Mary Peters Trust athlete: since 2018
From wheelchair to European Juniors, Ellie has weathered the storm to reach calm waters
It’s been a rollercoaster five years for A Level student Ellie McKibbin who hails from Bangor. A competitive swimmer she experienced a life changing injury in 2017, followed by the global pandemic both impacting hugely on her training and recovery. But the Glenlola Collegiate student has come a long way and now has her sights set on competing in the upcoming Commonwealth Games hosted by the city of Birmingham during August 2022.
“I’ve been swimming since I was three and it’s such a key part of my life that not being in the pool nor competing was unthinkable. Almost five years ago in May I found myself unable to walk. Hypermobility Syndrome it’s called and the joints in both my feet were swollen to fracture point. It was a complete shock as I was only 13 at the time and here was I suddenly needing a wheelchair and wearing plaster casts on both feet.”
Medics likened the injury impact to running a marathon barefoot and indicated that Ellie would feel pain the rest of her life and would be unlikely to swim again. But Ellie had other ideas and with the help of top coaches Nelson Lindsay and Davy Johnston as well as massive support from her teachers at Glenlola is training hard to achieve the qualification times for the Senior Commonwealths. And that’s in addition to studying for this year’s A Level exams in Chemistry, Nutrition and Food Science and Health & Social Care.
“My teachers are phenomenal. They really want the best for me and have been so accommodating and flexible fitting work and exams around and alongside my six day pool and gym training schedule. Luckily Glenlola is located right beside the Aurora so I don’t have far to go for early morning or after school sessions.”

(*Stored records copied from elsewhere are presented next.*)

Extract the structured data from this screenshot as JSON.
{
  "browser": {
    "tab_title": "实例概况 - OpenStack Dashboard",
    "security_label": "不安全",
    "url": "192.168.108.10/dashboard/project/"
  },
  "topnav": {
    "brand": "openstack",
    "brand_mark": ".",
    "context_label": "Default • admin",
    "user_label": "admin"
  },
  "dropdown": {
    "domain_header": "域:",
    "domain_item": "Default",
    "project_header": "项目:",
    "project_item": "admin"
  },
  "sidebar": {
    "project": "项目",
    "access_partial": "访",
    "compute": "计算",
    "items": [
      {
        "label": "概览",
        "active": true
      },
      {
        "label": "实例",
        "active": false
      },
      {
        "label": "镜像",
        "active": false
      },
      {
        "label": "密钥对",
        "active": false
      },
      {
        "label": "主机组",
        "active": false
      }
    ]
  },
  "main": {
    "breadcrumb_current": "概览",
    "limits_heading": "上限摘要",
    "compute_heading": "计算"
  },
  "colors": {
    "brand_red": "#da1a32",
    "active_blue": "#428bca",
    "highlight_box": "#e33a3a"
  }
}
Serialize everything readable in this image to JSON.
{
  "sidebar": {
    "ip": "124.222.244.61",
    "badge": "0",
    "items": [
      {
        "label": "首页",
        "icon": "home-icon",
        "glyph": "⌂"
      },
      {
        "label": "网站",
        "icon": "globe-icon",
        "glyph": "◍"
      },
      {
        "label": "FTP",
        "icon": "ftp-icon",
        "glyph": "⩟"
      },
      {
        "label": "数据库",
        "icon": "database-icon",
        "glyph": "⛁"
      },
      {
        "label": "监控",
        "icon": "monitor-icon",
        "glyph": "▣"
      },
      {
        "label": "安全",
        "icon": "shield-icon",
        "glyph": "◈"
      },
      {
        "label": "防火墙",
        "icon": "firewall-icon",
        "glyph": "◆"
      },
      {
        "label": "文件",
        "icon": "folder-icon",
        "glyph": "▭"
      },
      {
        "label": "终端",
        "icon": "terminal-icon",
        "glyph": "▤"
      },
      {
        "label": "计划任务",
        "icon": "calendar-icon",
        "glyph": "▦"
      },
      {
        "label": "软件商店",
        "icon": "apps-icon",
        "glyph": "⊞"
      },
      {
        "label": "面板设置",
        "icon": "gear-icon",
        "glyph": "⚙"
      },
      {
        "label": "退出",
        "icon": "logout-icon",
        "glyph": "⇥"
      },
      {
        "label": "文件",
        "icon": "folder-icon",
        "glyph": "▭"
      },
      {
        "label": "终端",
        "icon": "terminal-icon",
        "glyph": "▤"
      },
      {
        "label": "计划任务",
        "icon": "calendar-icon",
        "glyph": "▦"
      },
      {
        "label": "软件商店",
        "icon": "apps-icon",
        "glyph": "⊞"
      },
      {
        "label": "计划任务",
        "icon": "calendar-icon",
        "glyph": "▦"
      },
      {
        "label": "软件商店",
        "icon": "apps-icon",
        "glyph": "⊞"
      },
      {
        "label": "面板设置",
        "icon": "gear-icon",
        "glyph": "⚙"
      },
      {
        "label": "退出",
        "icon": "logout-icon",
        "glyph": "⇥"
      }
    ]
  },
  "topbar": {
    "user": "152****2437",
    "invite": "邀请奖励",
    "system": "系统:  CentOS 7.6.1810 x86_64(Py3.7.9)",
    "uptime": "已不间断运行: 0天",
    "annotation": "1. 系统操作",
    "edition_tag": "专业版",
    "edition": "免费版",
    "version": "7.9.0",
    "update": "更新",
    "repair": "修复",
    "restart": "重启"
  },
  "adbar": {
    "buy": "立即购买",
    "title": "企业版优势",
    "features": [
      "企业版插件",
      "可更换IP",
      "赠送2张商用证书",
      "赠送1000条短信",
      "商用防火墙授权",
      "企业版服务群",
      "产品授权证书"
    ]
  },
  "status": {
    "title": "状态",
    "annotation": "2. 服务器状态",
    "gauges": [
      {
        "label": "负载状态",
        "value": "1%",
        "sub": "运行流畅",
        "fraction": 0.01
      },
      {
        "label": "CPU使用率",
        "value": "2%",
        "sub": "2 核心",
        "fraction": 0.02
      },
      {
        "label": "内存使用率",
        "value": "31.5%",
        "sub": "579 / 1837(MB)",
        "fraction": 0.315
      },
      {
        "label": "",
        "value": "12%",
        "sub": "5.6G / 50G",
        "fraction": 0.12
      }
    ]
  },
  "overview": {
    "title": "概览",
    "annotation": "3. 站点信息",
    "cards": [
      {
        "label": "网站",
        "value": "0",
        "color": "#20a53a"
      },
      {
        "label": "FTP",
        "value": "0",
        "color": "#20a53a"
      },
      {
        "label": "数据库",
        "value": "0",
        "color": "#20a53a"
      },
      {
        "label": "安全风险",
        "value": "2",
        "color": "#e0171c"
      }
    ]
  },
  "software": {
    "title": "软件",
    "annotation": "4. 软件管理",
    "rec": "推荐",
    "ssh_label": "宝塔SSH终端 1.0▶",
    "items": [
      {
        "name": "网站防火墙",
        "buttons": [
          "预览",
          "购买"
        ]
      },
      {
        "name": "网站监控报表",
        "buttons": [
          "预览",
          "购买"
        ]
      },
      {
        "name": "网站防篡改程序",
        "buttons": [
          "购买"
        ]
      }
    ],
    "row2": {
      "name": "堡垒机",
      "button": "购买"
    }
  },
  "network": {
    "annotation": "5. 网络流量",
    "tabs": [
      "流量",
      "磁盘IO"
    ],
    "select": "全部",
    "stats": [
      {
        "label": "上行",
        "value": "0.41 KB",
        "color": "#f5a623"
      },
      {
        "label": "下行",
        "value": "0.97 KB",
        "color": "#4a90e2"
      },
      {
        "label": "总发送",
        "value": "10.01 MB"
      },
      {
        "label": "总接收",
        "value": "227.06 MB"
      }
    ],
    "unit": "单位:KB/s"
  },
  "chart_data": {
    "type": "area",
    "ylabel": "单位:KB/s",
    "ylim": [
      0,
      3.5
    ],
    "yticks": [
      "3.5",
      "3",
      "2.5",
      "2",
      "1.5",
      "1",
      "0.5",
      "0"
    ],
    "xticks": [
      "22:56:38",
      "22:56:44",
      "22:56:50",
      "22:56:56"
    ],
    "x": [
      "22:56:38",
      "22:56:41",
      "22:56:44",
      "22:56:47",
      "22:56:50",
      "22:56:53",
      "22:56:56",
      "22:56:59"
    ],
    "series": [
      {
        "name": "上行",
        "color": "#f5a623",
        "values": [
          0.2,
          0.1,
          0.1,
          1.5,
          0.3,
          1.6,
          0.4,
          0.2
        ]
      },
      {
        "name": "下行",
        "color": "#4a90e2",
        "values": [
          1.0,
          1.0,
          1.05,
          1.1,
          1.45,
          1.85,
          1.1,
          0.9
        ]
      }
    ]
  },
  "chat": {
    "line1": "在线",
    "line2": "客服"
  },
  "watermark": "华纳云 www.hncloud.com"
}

Ellie’s recovery has been slow but steady. After plaster casts and then aircast boots she had to learn to walk again and slowly got back to swimming in the pool. It took 12 months before Ellie could resume normal training and two years after the injury she was able to compete on the international arena. In 2019 Ellie qualified for the European Youth Olympics which took place in Azerbaijan and achieved a first reserve place in the semis. “I was thrilled with that achievement, and it was wonderful to be back competing globally in the sport that I love.”
The onset of Covid in March 2020 obviously massively impacted on training regimes and like many swimmers Ellie made good use of the paddling pool and bungee ropes technique to maintain ‘pool’ fitness. She also travelled to Dublin to train in the pool four times a week ahead of the Aurora re-opening to local athletes. All the training paid off as Ellie qualified in April 2021 for the European Junior Championships held near Rome during July 2021.
“Rome was an amazing experience and I really learned so much. Now it’s all about focussing on training and preparation for trials in April to achieve my dream place within the NI Commonwealth Games team. I do experience injury flare-ups from time to time but I’m determined to do my best to be part of Birmingham 2022!”